Climate Risk Index 2021
For the period from 2000 to 2019 Puerto Rico, Myanmar and Haiti rank the highest. Mozambique and The Bahamas are the only two countries that appear in both the lists

The Climate Risk Index (CRI) indicates a level of exposure and vulnerability to extreme events, which countries should understand as warnings in order to be prepared for more frequent and/or more severe events in the future. The heatwaves in Europe, North America and Japan also confirm that high-income countries are feeling climate impacts more clearly than ever before. Effective climate change mitigation is therefore in the self-interest of all countries, worldwide.

Looking at the Bottom 10, Japan is the only country which has achieved this goal. Other Bottom 10 countries like Malawi, India, Niger, the Philippines and Nepal are working on national and local disaster risk reduction strategies.

Key insights:

● Between 2000 and 2019, Puerto Rico, Myanmar and Haiti were the countries most affected by the impacts of extreme weather events.

● Altogether, between 2000 and 2019 over 475, 000 people lost their lives as a direct result of more than 11 000 extreme weather events globally and losses amounted to around US$ 2.56 trillion (in purchasing power parities).
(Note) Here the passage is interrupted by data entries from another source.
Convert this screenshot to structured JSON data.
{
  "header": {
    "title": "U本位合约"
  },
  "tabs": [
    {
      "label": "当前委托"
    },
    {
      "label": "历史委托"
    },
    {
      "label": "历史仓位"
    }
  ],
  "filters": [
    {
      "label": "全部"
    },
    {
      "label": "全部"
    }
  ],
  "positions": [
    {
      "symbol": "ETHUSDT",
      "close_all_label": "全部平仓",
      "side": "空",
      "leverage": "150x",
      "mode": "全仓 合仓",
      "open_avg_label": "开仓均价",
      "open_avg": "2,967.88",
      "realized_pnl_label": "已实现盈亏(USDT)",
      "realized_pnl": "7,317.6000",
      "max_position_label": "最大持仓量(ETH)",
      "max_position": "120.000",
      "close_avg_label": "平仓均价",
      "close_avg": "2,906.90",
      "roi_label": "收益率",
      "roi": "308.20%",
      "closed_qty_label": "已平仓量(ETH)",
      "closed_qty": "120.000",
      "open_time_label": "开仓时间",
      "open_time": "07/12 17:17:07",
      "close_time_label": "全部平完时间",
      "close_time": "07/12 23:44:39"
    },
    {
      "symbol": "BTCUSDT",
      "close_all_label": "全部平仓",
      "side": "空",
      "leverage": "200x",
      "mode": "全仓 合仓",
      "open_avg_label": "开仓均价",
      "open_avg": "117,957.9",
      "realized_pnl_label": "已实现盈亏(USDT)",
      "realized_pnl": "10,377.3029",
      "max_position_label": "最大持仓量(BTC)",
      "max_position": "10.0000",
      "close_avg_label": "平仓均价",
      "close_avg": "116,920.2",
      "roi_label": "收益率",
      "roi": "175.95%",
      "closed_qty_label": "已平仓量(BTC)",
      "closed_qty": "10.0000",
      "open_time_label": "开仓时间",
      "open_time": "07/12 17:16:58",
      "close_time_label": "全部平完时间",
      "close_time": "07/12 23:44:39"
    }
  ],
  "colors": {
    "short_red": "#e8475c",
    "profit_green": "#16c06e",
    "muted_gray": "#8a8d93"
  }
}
● Storms and their direct implications – precipitation, floods and landslides – were one major cause of losses and damages in 2019. Of the ten most affected countries in 2019, six were hit by tropical cyclones. Recent science suggests that the number of severe tropical cyclones will increase with every tenth of a degree in global average temperature rise.

● In many cases, single exceptionally intense extreme weather events have such a strong impact that the countries and territories concerned also have a high ranking in the long-term index. Over the last few years, another category of countries has been gaining relevance: Countries like Haiti, the Philippines and Pakistan that are recurrently affected by catastrophes continuously rank among the most affected countries both in the long-term index and in the index for the respective year.

● Developing countries are hit hardest because they are more vulnerable to the damaging effects of a hazard but have lower coping capacity. Eight out of the ten countries most affected by the quantified impacts of extreme weather events in 2019 belong to the low- to lower-middle income category. Half of them are Least Developed Countries.

● The global Covid-19 pandemic has reiterated the fact that both risks and vulnerability are systemic and interconnected. It is therefore important to strengthen the resilience of the most vulnerable against different types of risk (climatic, geophysical, economic or health-related).